Last year, while giving a lecture at Macworld Expo–a lecture based, in large part, on the assumption that computer networking was a subject so cryptic that mere mortals would shy from the very notion–I was astonished when a roomful of hands rose in answer to the question “How many of you have set up a Macintosh network?” With that response, a light came on–I realized that networking was no longer the bailiwick of IT geeks.
I shouldn’t have been surprised. With the increasing prevalence of portable computing devices and the wider availability of broadband Internet connections, there’s a greater need to make everything work together. The driving force behind this networking Manifest Destiny is, of course, the Internet. The Net is now a very real extension of our world–offering information, entertainment, and commerce. More and more, people feel a need to get online. With that desire come technological breakthroughs that bring this e-world to people in new ways–through faster connections and without wires.
It’s no longer enough simply to be able to access the Web. Richer content such as music and Web video makes speed important. If you don’t currently have a fast connection to the Internet, it’s likely you soon will.
According to Jupiter Communications, by the end of 2000 the number of people reaching the Web via broadband methods such as DSL and cable modem will have increased threefold–from 1.3 million in 1999 to 4 million. With omnipresent outfits such as Earthlink and America Online entering the broadband market and DSL connections going for as little as $40 a month, it’s possible that 4 million users is a gross underestimate. And that number will only increase as prices drop, the speed of broadband connections increases, and users gain the ability to install their own broadband connection.
One of the biggest pains involved with getting a high-speed connection–waiting for a technician to come hook it up–may soon disappear.

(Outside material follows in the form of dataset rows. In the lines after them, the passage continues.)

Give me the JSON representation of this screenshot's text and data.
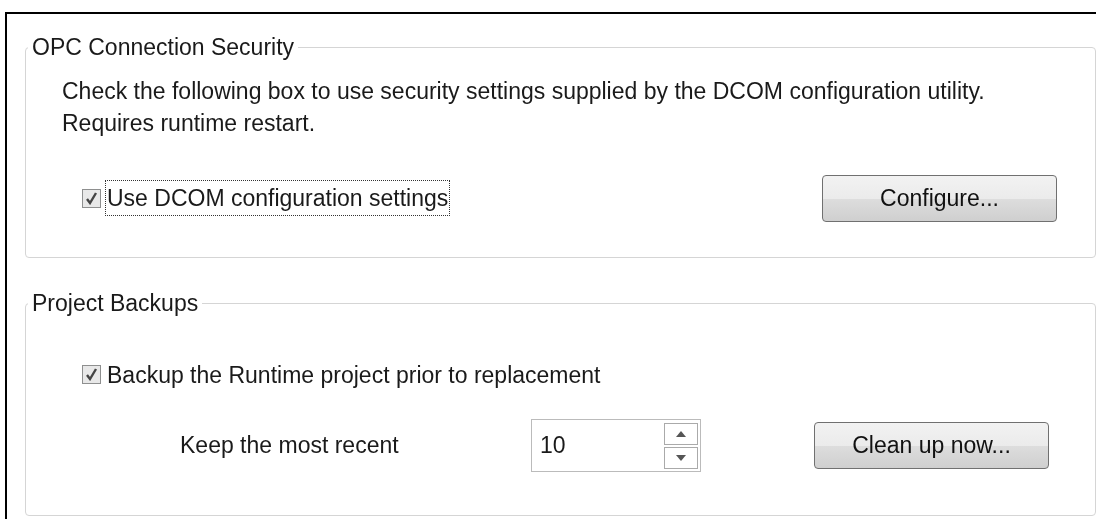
{
  "groups": [
    {
      "title": "OPC Connection Security",
      "description": "Check the following box to use security settings supplied by the DCOM configuration utility.  Requires runtime restart.",
      "checkbox": {
        "label": "Use DCOM configuration settings",
        "checked": true,
        "focused": true
      },
      "button": "Configure..."
    },
    {
      "title": "Project Backups",
      "checkbox": {
        "label": "Backup the Runtime project prior to replacement",
        "checked": true,
        "focused": false
      },
      "spinner": {
        "label": "Keep the most recent",
        "value": "10"
      },
      "button": "Clean up now..."
    }
  ]
}
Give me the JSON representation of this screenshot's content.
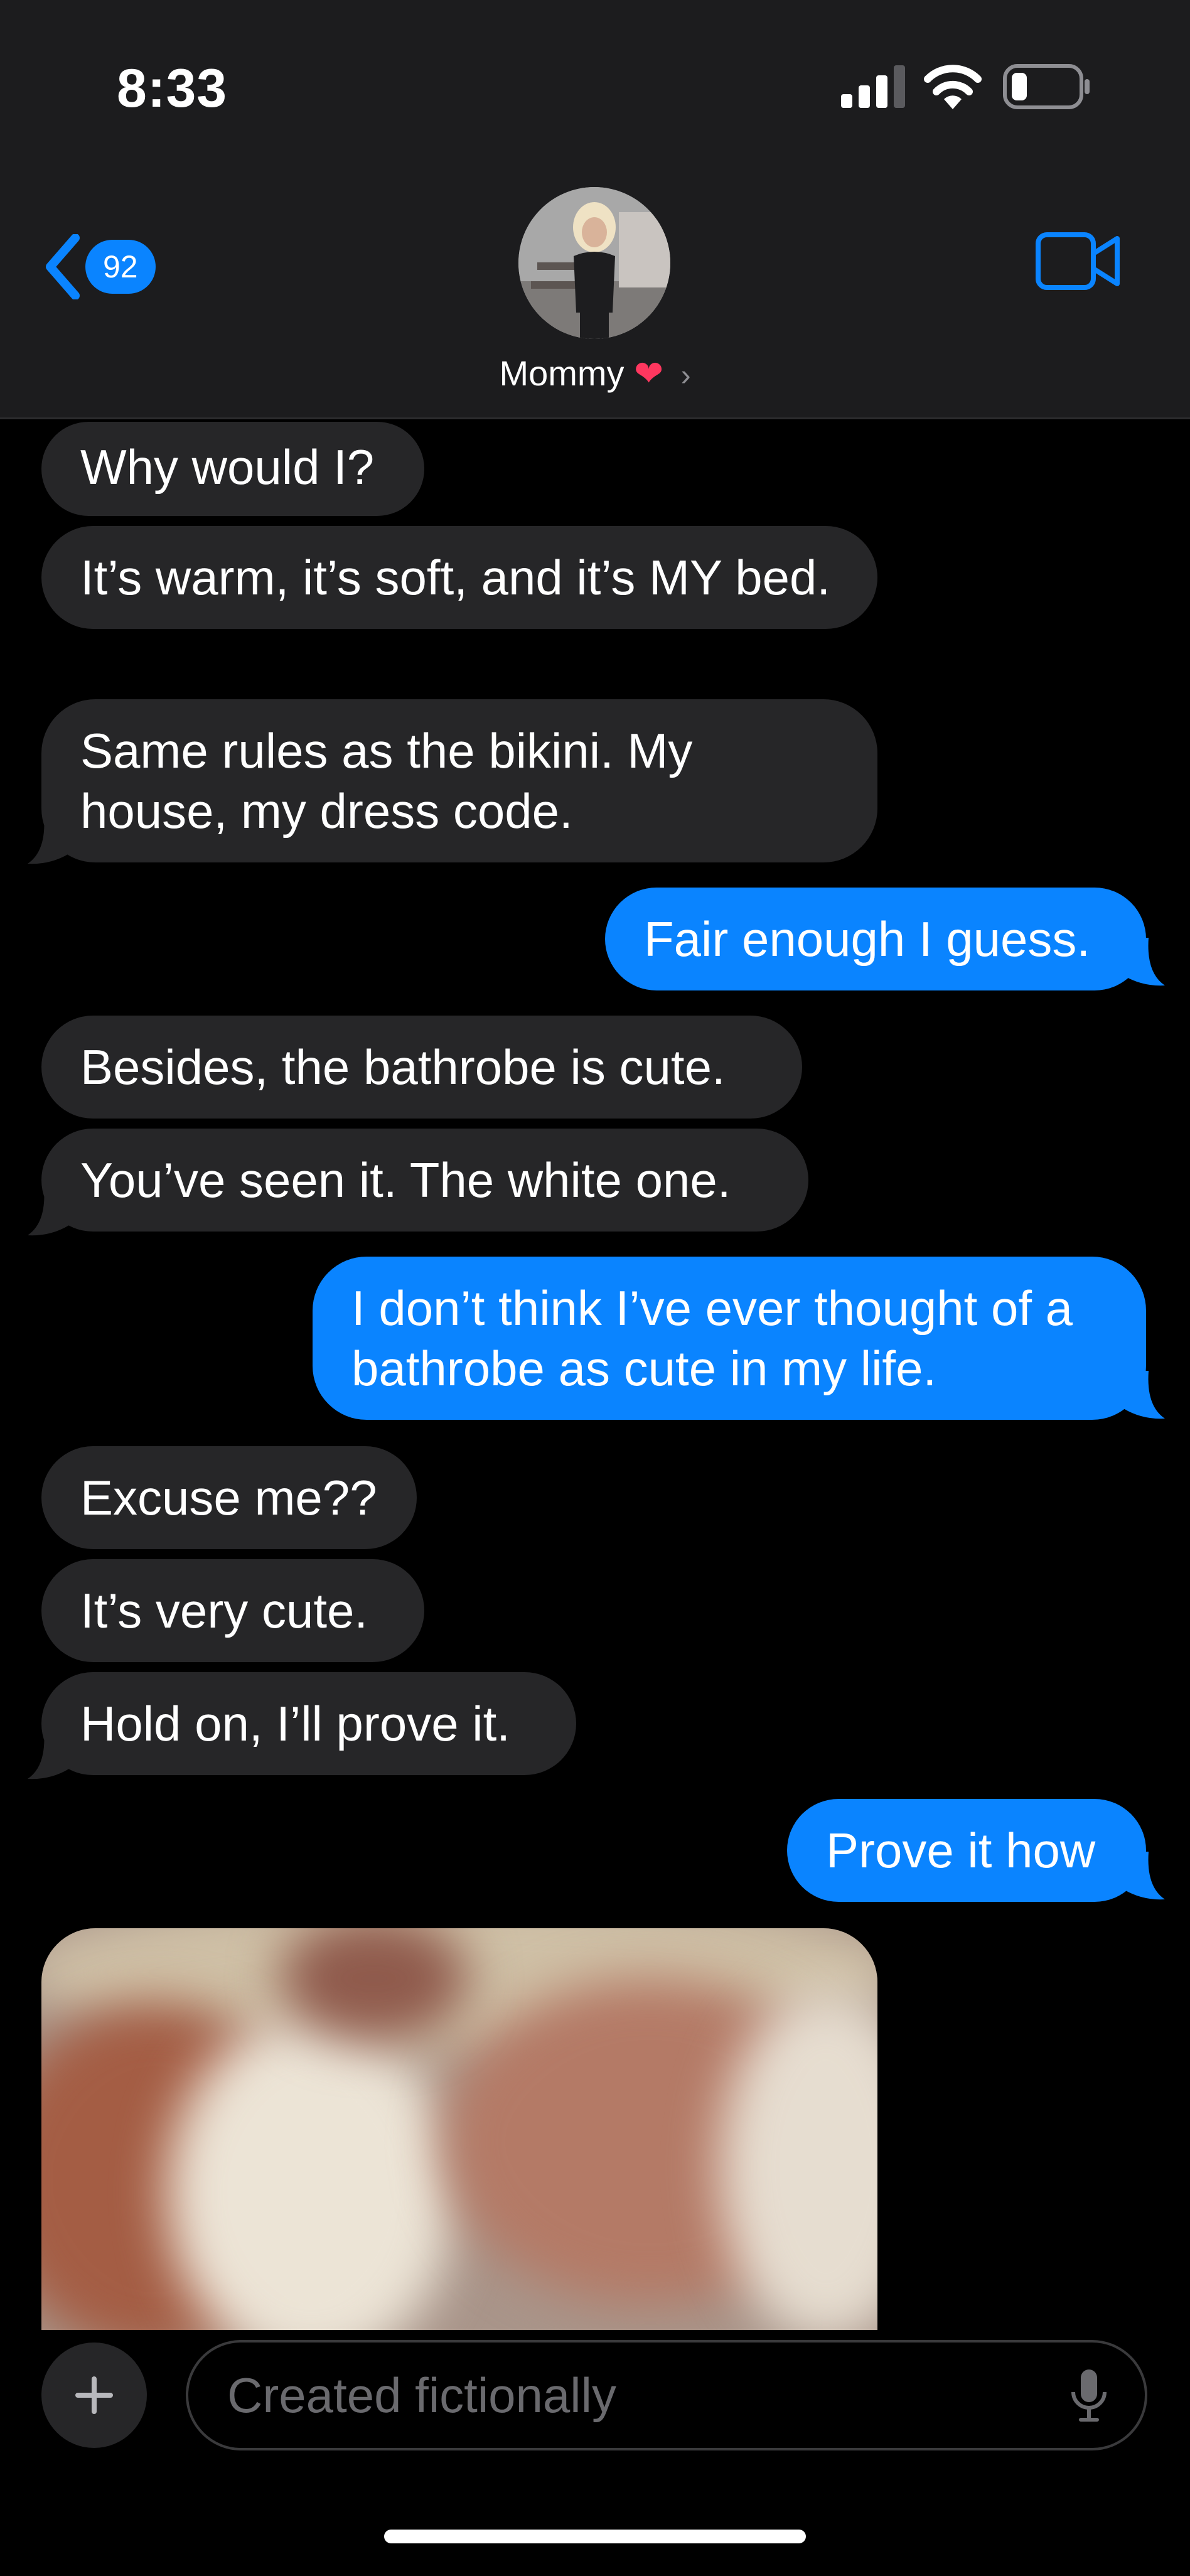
{
  "status": {
    "time": "8:33"
  },
  "header": {
    "back_count": "92",
    "contact_name": "Mommy",
    "contact_emoji": "❤"
  },
  "messages": [
    {
      "from": "them",
      "text": "Why would I?"
    },
    {
      "from": "them",
      "text": "It’s warm, it’s soft, and it’s MY bed."
    },
    {
      "from": "them",
      "text": "Same rules as the bikini. My house, my dress code."
    },
    {
      "from": "me",
      "text": "Fair enough I guess."
    },
    {
      "from": "them",
      "text": "Besides, the bathrobe is cute."
    },
    {
      "from": "them",
      "text": "You’ve seen it. The white one."
    },
    {
      "from": "me",
      "text": "I don’t think I’ve ever thought of a bathrobe as cute in my life."
    },
    {
      "from": "them",
      "text": "Excuse me??"
    },
    {
      "from": "them",
      "text": "It’s very cute."
    },
    {
      "from": "them",
      "text": "Hold on, I’ll prove it."
    },
    {
      "from": "me",
      "text": "Prove it how"
    }
  ],
  "input": {
    "placeholder": "Created fictionally"
  },
  "colors": {
    "sent": "#0a84ff",
    "received": "#262628",
    "background": "#000000",
    "header": "#1c1c1e"
  }
}
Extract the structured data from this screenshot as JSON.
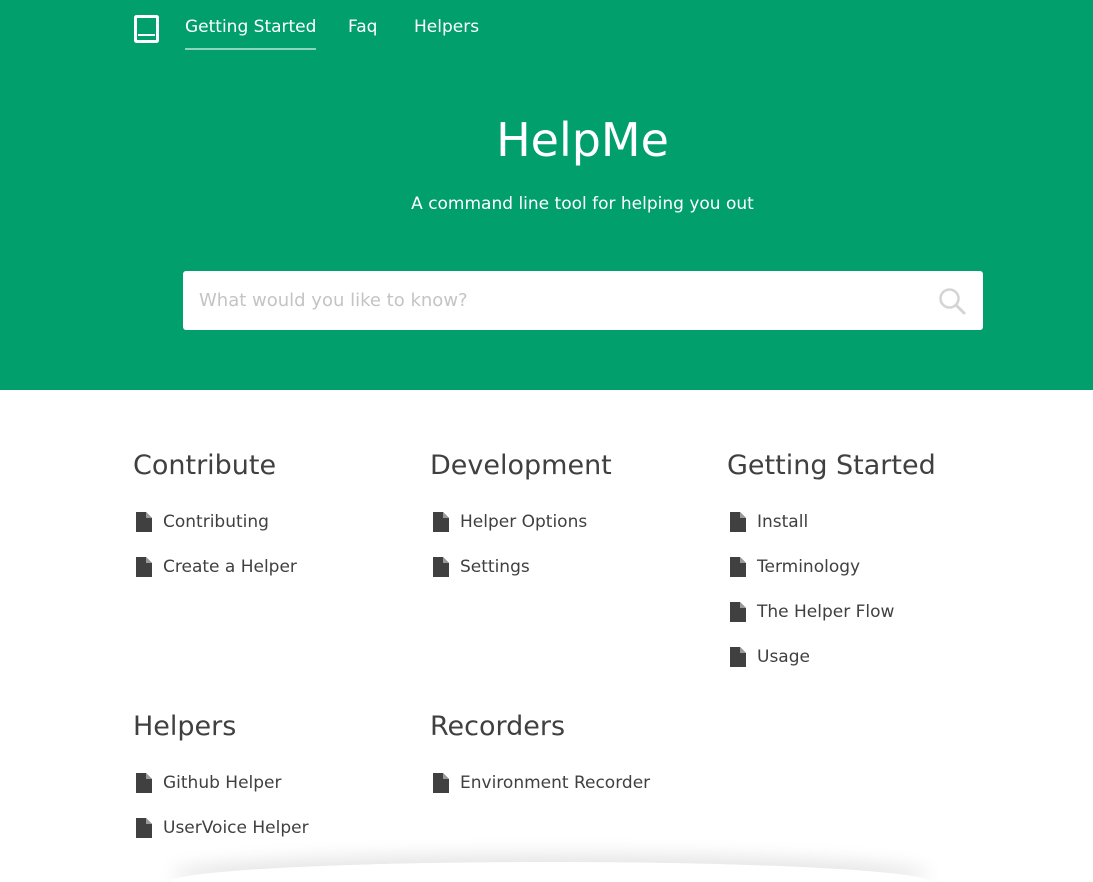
{
  "colors": {
    "brand": "#009f6b",
    "text": "#404040",
    "background": "#ffffff"
  },
  "header": {
    "logo_icon": "book-icon",
    "nav": [
      {
        "label": "Getting Started",
        "active": true
      },
      {
        "label": "Faq",
        "active": false
      },
      {
        "label": "Helpers",
        "active": false
      }
    ]
  },
  "hero": {
    "title": "HelpMe",
    "tagline": "A command line tool for helping you out"
  },
  "search": {
    "placeholder": "What would you like to know?",
    "value": "",
    "icon": "search-icon"
  },
  "categories": [
    {
      "title": "Contribute",
      "articles": [
        "Contributing",
        "Create a Helper"
      ]
    },
    {
      "title": "Development",
      "articles": [
        "Helper Options",
        "Settings"
      ]
    },
    {
      "title": "Getting Started",
      "articles": [
        "Install",
        "Terminology",
        "The Helper Flow",
        "Usage"
      ]
    },
    {
      "title": "Helpers",
      "articles": [
        "Github Helper",
        "UserVoice Helper"
      ]
    },
    {
      "title": "Recorders",
      "articles": [
        "Environment Recorder"
      ]
    }
  ],
  "article_icon": "document-icon"
}
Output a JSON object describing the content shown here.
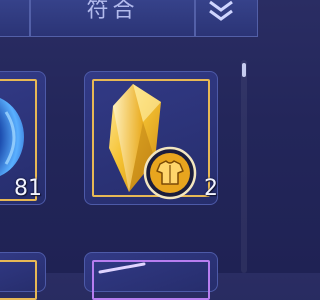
{
  "tabs": {
    "left": "",
    "middle": "符合",
    "right_icon": "double-chevron-down-icon"
  },
  "inventory": {
    "items": [
      {
        "icon": "orb-icon",
        "frame": "gold",
        "count": "81"
      },
      {
        "icon": "crystal-icon",
        "badge": "shirt-badge-icon",
        "frame": "gold",
        "count": "2"
      },
      {
        "icon": "",
        "frame": "gold",
        "count": ""
      },
      {
        "icon": "arrow-icon",
        "frame": "purple",
        "count": ""
      }
    ]
  },
  "colors": {
    "gold_frame": "#e7b855",
    "purple_frame": "#b77ef0",
    "background": "#23265a"
  }
}
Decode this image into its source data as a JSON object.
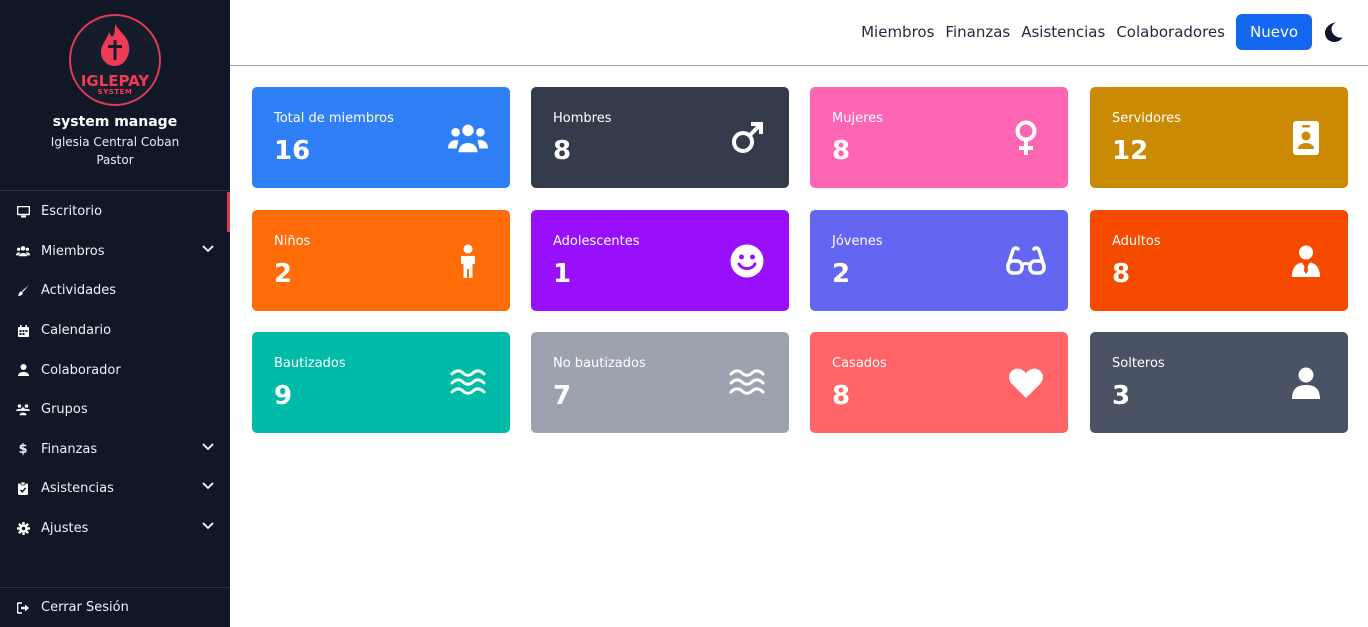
{
  "brand": {
    "logo_text": "IGLEPAY",
    "logo_sub": "SYSTEM",
    "user_name": "system manage",
    "church": "Iglesia Central Coban",
    "role": "Pastor"
  },
  "sidebar": {
    "items": [
      {
        "label": "Escritorio",
        "icon": "desktop-icon",
        "active": true
      },
      {
        "label": "Miembros",
        "icon": "users-icon",
        "has_submenu": true
      },
      {
        "label": "Actividades",
        "icon": "brush-icon"
      },
      {
        "label": "Calendario",
        "icon": "calendar-icon"
      },
      {
        "label": "Colaborador",
        "icon": "user-icon"
      },
      {
        "label": "Grupos",
        "icon": "group-icon"
      },
      {
        "label": "Finanzas",
        "icon": "dollar-icon",
        "has_submenu": true
      },
      {
        "label": "Asistencias",
        "icon": "clipboard-icon",
        "has_submenu": true
      },
      {
        "label": "Ajustes",
        "icon": "gear-icon",
        "has_submenu": true
      }
    ],
    "logout_label": "Cerrar Sesión"
  },
  "topbar": {
    "links": [
      "Miembros",
      "Finanzas",
      "Asistencias",
      "Colaboradores"
    ],
    "new_button": "Nuevo",
    "theme_icon": "moon-icon"
  },
  "cards": [
    {
      "label": "Total de miembros",
      "value": "16",
      "color": "#2f80f7",
      "icon": "users-icon"
    },
    {
      "label": "Hombres",
      "value": "8",
      "color": "#343c4c",
      "icon": "mars-icon"
    },
    {
      "label": "Mujeres",
      "value": "8",
      "color": "#fe66b4",
      "icon": "venus-icon"
    },
    {
      "label": "Servidores",
      "value": "12",
      "color": "#ca8a04",
      "icon": "id-badge-icon"
    },
    {
      "label": "Niños",
      "value": "2",
      "color": "#fe6d0a",
      "icon": "child-icon"
    },
    {
      "label": "Adolescentes",
      "value": "1",
      "color": "#9810fa",
      "icon": "smile-icon"
    },
    {
      "label": "Jóvenes",
      "value": "2",
      "color": "#6366f1",
      "icon": "glasses-icon"
    },
    {
      "label": "Adultos",
      "value": "8",
      "color": "#f54a00",
      "icon": "user-tie-icon"
    },
    {
      "label": "Bautizados",
      "value": "9",
      "color": "#00bba7",
      "icon": "water-icon"
    },
    {
      "label": "No bautizados",
      "value": "7",
      "color": "#9ca3af",
      "icon": "water-icon"
    },
    {
      "label": "Casados",
      "value": "8",
      "color": "#ff6467",
      "icon": "heart-icon"
    },
    {
      "label": "Solteros",
      "value": "3",
      "color": "#4a5365",
      "icon": "user-icon"
    }
  ]
}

Do-it-yourself DSL
coming with G.Lite (also known as Universal Asymmetric DSL)–a recently ratified standard that will allow you to plug your phone line into a G.Lite modem and access the Web at speeds as fast as 1.5Mbps.
And would you watch movies or listen to music for hours at a time if you could do so only perched on your crummy office chair? Thankfully, the days of clambering into attics and behind walls to string cables between computers, hubs, and routers are nearly over. Your Macs no longer have to be tethered to share resources. Mobile computing will become
mobile when we can access the Web and any computer connected to it through the thin-air technologies found in Apple’s AirPort and other Internet devices.
The Web Widens
As fast as today’s high-speed connections may seem, they’re nothing compared to what’s in the not-too-distant future. Agilent Technologies is working on a fast form of Ethernet that will deliver broadband data at speeds of up to 10
bits per second. This will open up a new world of possibilities for what we can do with the Internet.
The signs of things to come are already clear. If you wanted to see trailers for Lucasfilm’s
Star Wars: Episode I–The Phantom Menace,
for example, you first did so through Apple’s QuickTime site. Only the most patient person would suffer through one of these 25MB downloads armed with nothing more than a 56Kbps modem, but broadband users had–for better or worse–the opportunity to view Jar Jar and pals in a matter of minutes.
It won’t be long before you can watch far more than movie trailers over a broadband connection. TiVo (
), the subscription-based TV-programming service, has signed deals with Liberate Technologies, a developer of software for TV set-top boxes, and Blockbuster Video that will lead to video-on-demand services over the Internet. Just think: you could watch DVD-quality movies, streamed to you across the Internet, on your TV (no more waiting in line with screaming kids to rent the latest Austin Powers film).
Certainly gamers will appreciate the lack of lag when they log on to their favorite game servers. But better things are in store. Today’s games relegate the most-intensive chores to the player’s computer–allowing central servers to act as traffic cops–but with gigabits of bandwidth to play with, servers could house the major components of a game. Instead of requiring each player to download an update that increases the capabilities of the game on their hard drive–adding new villages, characters, and battles to a role-playing game, for example–game environments could be changed on a server, allowing players to enter an ever expanding world with each log-on.
At Home at the Office
On a more practical note, with superspeed networks up and running, telecommuters will have even better reasons to avoid coming into the office. Why face a trying commute when you can sit down with your camera-equipped PowerBook, toss a computer-generated office backdrop behind you (to conceal the beach where you’ve sprawled), and participate in a high-resolution videoconference with a dozen coworkers scattered across the globe?
Can We Be Too Connected?
Cell phones and PDAs that connect to the Web to retrieve local movie listings or the location of the nearest ATM are a clue to what the near future holds. Will your refrigerator be able to send a message to Webvan when you’re low on milk, or could your garage-door opener page your spouse when you’ve come home from work? This isn’t science fiction–the technology is nearly in place.
This fact raises questions that are personal rather than technological. Do we want our cell phones flashing ads for the store we’ve just passed? Are we interested in being available 24 hours a day? How much of our privacy are we willing to sacrifice to simple convenience? Ultimately, the answers to these questions will determine the scale and extent of our networked world.
Contributing Editor CHRISTOPHER BREEN pens Macworld’s